# Choice of a real number using the axiom of choice

I wonder if one can define the axiom of choice by the assumption that is possible to choose an arbitrary real number?

If we define real numbers as Cauchy limits of rational numbers, I assume that we must consider that as a set, since it is a case of so called actual infinity, referencing directly an infinite number of limits.

In any case that would just mean choosing one element out of one set, rather than involving an infinite number of sets, in what you see in the formal definitions.

My question is therefore: is the formal – complicated - definition absolutely necessary?
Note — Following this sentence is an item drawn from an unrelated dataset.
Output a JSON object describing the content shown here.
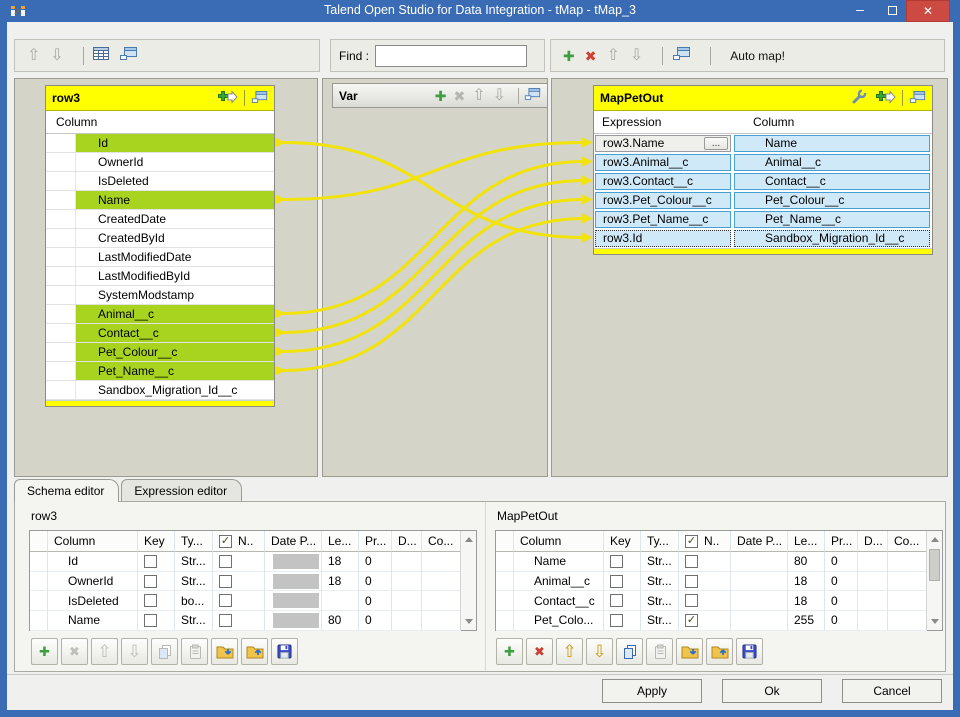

Edit: Based on the answer by Asaf Karagila I realize I was hasty with the reals. I expect I can mend it, either by accepting the equivalent classes of limits of Cauchy series, or by restricting the series by using infinite (decimal) expansions and the added rule that series of 1000….has priority over 0999… (these series containing 0999… are then discarded ) which I believe would make the definition unique.

Choosing one element from a provably non-empty set requires no appeal to the axiom of choice, but rather an appeal to the laws of your logic. Specifically, existential instantiation. If $\exists x\varphi(x)$ is provable; then we can add a new constant symbol to the language $c$ and the statement $\varphi(c)$.